START RECORDS TO USE
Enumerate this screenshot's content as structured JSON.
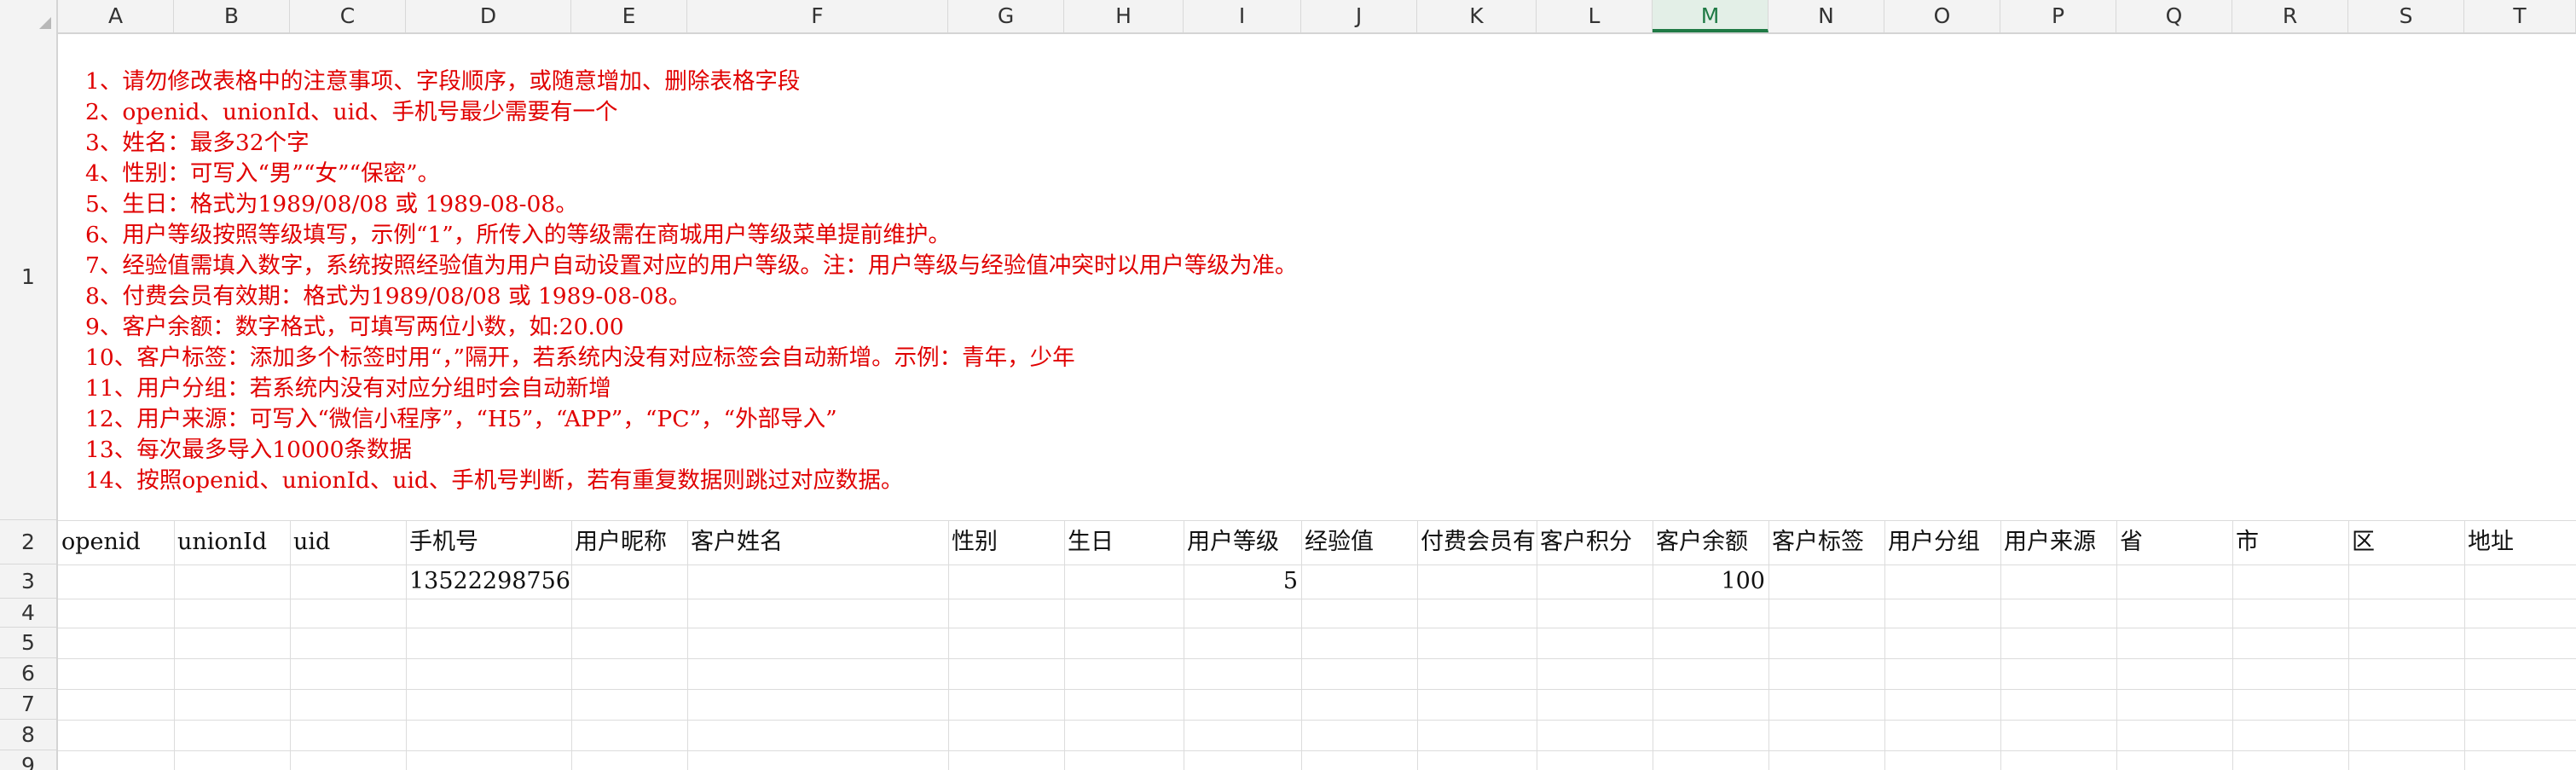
{
  "columns": [
    "A",
    "B",
    "C",
    "D",
    "E",
    "F",
    "G",
    "H",
    "I",
    "J",
    "K",
    "L",
    "M",
    "N",
    "O",
    "P",
    "Q",
    "R",
    "S",
    "T"
  ],
  "selected_column": "M",
  "rows": [
    "1",
    "2",
    "3",
    "4",
    "5",
    "6",
    "7",
    "8",
    "9"
  ],
  "notes": [
    "1、请勿修改表格中的注意事项、字段顺序，或随意增加、删除表格字段",
    "2、openid、unionId、uid、手机号最少需要有一个",
    "3、姓名：最多32个字",
    "4、性别：可写入“男”“女”“保密”。",
    "5、生日：格式为1989/08/08 或 1989-08-08。",
    "6、用户等级按照等级填写，示例“1”，所传入的等级需在商城用户等级菜单提前维护。",
    "7、经验值需填入数字，系统按照经验值为用户自动设置对应的用户等级。注：用户等级与经验值冲突时以用户等级为准。",
    "8、付费会员有效期：格式为1989/08/08 或 1989-08-08。",
    "9、客户余额：数字格式，可填写两位小数，如:20.00",
    "10、客户标签：添加多个标签时用“，”隔开，若系统内没有对应标签会自动新增。示例：青年，少年",
    "11、用户分组：若系统内没有对应分组时会自动新增",
    "12、用户来源：可写入“微信小程序”，“H5”，“APP”，“PC”，“外部导入”",
    "13、每次最多导入10000条数据",
    "14、按照openid、unionId、uid、手机号判断，若有重复数据则跳过对应数据。"
  ],
  "headers": [
    "openid",
    "unionId",
    "uid",
    "手机号",
    "用户昵称",
    "客户姓名",
    "性别",
    "生日",
    "用户等级",
    "经验值",
    "付费会员有",
    "客户积分",
    "客户余额",
    "客户标签",
    "用户分组",
    "用户来源",
    "省",
    "市",
    "区",
    "地址"
  ],
  "row3": {
    "phone": "13522298756",
    "level": "5",
    "balance": "100"
  },
  "colors": {
    "note_text": "#e00000",
    "selected_column_accent": "#1f7a45",
    "header_bg": "#f3f3f3",
    "gridline": "#dcdcdc"
  }
}
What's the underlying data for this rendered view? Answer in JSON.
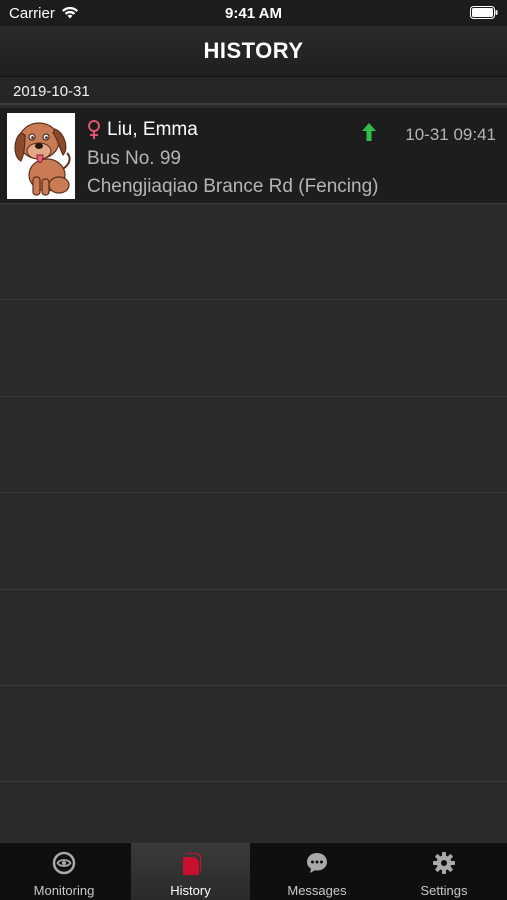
{
  "status_bar": {
    "carrier": "Carrier",
    "time": "9:41 AM",
    "icons": [
      "wifi-icon",
      "battery-icon"
    ]
  },
  "nav": {
    "title": "HISTORY"
  },
  "section": {
    "date": "2019-10-31"
  },
  "records": [
    {
      "name": "Liu, Emma",
      "gender_icon": "female-icon",
      "bus": "Bus No. 99",
      "location": "Chengjiaqiao Brance Rd (Fencing)",
      "direction_icon": "arrow-up-icon",
      "time": "10-31 09:41"
    }
  ],
  "tabs": [
    {
      "label": "Monitoring",
      "icon": "monitoring-icon",
      "selected": false
    },
    {
      "label": "History",
      "icon": "history-icon",
      "selected": true
    },
    {
      "label": "Messages",
      "icon": "messages-icon",
      "selected": false
    },
    {
      "label": "Settings",
      "icon": "gear-icon",
      "selected": false
    }
  ],
  "colors": {
    "background": "#2a2a2a",
    "row_background": "#1d1d1d",
    "female": "#e0566f",
    "arrow_up": "#2fbf4a",
    "history_tab_icon": "#c8102e",
    "tab_icon": "#a9a9a9"
  }
}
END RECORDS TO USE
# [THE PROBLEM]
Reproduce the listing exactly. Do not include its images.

# [SOLUTION TO THE EXERCISE]
Enumerate this screenshot's content as structured JSON.
{
  "columns": [
    "A",
    "B",
    "C",
    "D",
    "E",
    "F",
    "G",
    "H",
    "I",
    "J",
    "K",
    "L",
    "M",
    "N",
    "O",
    "P",
    "Q",
    "R",
    "S",
    "T"
  ],
  "selected_column": "M",
  "rows": [
    "1",
    "2",
    "3",
    "4",
    "5",
    "6",
    "7",
    "8",
    "9"
  ],
  "notes": [
    "1、请勿修改表格中的注意事项、字段顺序，或随意增加、删除表格字段",
    "2、openid、unionId、uid、手机号最少需要有一个",
    "3、姓名：最多32个字",
    "4、性别：可写入“男”“女”“保密”。",
    "5、生日：格式为1989/08/08 或 1989-08-08。",
    "6、用户等级按照等级填写，示例“1”，所传入的等级需在商城用户等级菜单提前维护。",
    "7、经验值需填入数字，系统按照经验值为用户自动设置对应的用户等级。注：用户等级与经验值冲突时以用户等级为准。",
    "8、付费会员有效期：格式为1989/08/08 或 1989-08-08。",
    "9、客户余额：数字格式，可填写两位小数，如:20.00",
    "10、客户标签：添加多个标签时用“，”隔开，若系统内没有对应标签会自动新增。示例：青年，少年",
    "11、用户分组：若系统内没有对应分组时会自动新增",
    "12、用户来源：可写入“微信小程序”，“H5”，“APP”，“PC”，“外部导入”",
    "13、每次最多导入10000条数据",
    "14、按照openid、unionId、uid、手机号判断，若有重复数据则跳过对应数据。"
  ],
  "headers": [
    "openid",
    "unionId",
    "uid",
    "手机号",
    "用户昵称",
    "客户姓名",
    "性别",
    "生日",
    "用户等级",
    "经验值",
    "付费会员有",
    "客户积分",
    "客户余额",
    "客户标签",
    "用户分组",
    "用户来源",
    "省",
    "市",
    "区",
    "地址"
  ],
  "row3": {
    "phone": "13522298756",
    "level": "5",
    "balance": "100"
  },
  "colors": {
    "note_text": "#e00000",
    "selected_column_accent": "#1f7a45",
    "header_bg": "#f3f3f3",
    "gridline": "#dcdcdc"
  }
}
What's the underlying data for this rendered view? Answer in JSON.
{
  "status_bar": {
    "carrier": "Carrier",
    "time": "9:41 AM",
    "icons": [
      "wifi-icon",
      "battery-icon"
    ]
  },
  "nav": {
    "title": "HISTORY"
  },
  "section": {
    "date": "2019-10-31"
  },
  "records": [
    {
      "name": "Liu, Emma",
      "gender_icon": "female-icon",
      "bus": "Bus No. 99",
      "location": "Chengjiaqiao Brance Rd (Fencing)",
      "direction_icon": "arrow-up-icon",
      "time": "10-31 09:41"
    }
  ],
  "tabs": [
    {
      "label": "Monitoring",
      "icon": "monitoring-icon",
      "selected": false
    },
    {
      "label": "History",
      "icon": "history-icon",
      "selected": true
    },
    {
      "label": "Messages",
      "icon": "messages-icon",
      "selected": false
    },
    {
      "label": "Settings",
      "icon": "gear-icon",
      "selected": false
    }
  ],
  "colors": {
    "background": "#2a2a2a",
    "row_background": "#1d1d1d",
    "female": "#e0566f",
    "arrow_up": "#2fbf4a",
    "history_tab_icon": "#c8102e",
    "tab_icon": "#a9a9a9"
  }
}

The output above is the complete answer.